Once on board the train I opened the news and skipped over the story about Trump calling Pelosi’s plan a non-starter, that’s not news, that’s common knowledge. I opened a story with a picture that includes a familiar looking man.
I read the article and revisited the beloved and long ago memorized poem, Robert Frost’s, “Stopping by Woods on a Snowy Evening.”
Whose woods these are I think I know.
His house is in the village though;
He will not see me stopping here
To watch his woods fill up with snow.
My little horse must think it queer
To stop without a farmhouse near
Between the woods and frozen lake
The darkest evening of the year.
He gives his harness bells a shake
To ask if there is some mistake.
The only other sound’s the sweep
Of easy wind and downy flake.
The woods are lovely, dark and deep,
But I have promises to keep,
And miles to go before I sleep,
And miles to go before I sleep.
The poem’s release from copyright protection law means Frost’s words are to be shared with everyone, and as the Washington Post points out, that means everyone from FedEx to Downy fabric softener. Frost’s words are fair game.
I don’t recall if I was in 5th or 6th grade when I first read Frost’s work. I do remember memorizing this poem and others, I remember later taking pen to ink and writing out Fire and Ice in Old English calligraphy on parchment paper, and I remember buying a book of his work in the late 80s, while I was in high school or right after I started college, which I still have.

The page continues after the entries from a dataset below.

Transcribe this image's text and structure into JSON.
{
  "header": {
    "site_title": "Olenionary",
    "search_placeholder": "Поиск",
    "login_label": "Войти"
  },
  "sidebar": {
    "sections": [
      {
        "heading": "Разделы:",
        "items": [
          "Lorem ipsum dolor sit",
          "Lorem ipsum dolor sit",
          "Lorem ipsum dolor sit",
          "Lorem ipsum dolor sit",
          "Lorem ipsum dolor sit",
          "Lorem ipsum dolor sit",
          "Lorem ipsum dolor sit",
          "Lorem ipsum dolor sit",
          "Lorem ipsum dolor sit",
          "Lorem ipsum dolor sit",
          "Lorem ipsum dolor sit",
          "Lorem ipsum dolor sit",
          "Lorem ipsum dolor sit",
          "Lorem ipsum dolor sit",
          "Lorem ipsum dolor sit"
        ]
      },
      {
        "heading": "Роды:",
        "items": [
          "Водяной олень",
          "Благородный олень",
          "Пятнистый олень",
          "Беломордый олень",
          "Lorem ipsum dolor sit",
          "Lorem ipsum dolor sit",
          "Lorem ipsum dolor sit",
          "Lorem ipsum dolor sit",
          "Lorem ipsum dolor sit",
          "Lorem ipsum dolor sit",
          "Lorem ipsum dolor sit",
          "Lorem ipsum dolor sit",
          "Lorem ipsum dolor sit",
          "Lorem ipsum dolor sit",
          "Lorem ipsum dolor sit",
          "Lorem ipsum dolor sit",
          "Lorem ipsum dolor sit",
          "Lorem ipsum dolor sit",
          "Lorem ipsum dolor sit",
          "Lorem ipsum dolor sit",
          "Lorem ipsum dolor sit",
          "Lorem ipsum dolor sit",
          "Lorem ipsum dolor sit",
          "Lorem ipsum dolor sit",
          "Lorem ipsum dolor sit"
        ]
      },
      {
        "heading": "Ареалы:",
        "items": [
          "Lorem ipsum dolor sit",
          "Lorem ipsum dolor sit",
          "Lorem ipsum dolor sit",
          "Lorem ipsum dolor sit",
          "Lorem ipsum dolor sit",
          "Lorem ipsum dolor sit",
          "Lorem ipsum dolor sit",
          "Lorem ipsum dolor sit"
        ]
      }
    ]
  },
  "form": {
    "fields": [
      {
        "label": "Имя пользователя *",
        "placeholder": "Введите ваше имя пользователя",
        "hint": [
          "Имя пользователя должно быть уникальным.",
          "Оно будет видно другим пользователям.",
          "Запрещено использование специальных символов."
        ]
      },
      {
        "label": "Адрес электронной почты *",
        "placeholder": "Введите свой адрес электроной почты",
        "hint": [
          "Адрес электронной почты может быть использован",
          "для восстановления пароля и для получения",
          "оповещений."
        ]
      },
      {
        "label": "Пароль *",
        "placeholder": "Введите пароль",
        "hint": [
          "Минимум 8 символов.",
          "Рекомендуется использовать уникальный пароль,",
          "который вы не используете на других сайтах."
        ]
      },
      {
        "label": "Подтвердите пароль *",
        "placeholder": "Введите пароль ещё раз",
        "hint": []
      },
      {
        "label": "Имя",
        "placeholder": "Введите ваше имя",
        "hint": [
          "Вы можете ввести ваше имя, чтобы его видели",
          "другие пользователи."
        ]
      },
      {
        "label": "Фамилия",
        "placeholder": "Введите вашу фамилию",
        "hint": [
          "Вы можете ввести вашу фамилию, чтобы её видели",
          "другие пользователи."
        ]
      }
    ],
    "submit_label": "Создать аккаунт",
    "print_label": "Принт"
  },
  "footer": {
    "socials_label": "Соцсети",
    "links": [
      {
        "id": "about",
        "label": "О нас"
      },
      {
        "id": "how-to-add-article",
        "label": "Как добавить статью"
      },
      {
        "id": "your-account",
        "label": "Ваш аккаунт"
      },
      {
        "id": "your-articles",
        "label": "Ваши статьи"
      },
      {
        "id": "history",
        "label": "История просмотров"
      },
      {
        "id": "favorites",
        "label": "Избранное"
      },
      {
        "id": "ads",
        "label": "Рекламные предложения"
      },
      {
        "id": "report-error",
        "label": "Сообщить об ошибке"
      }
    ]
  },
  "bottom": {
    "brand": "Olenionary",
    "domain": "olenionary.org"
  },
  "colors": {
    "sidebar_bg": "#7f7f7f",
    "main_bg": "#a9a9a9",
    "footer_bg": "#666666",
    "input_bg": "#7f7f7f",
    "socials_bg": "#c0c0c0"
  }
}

Few artists have had the steadfast presence in my life as Frost. The thought that his work and words, some previously released, will be read, taught, consumed, and possibly commercially exploited is fine with me. Words like his, structured together like the perfect floral arrangement so that every angle can be appreciated, make people pause. In my case, they always make me reflect and smile. And I did once again this morning when my mouth mirrored what eyes read: “And miles to go before I sleep”. I was grateful to start the day with such a fond memory, though as my yawns signaled to the world I wished my four day break was extended just one more day.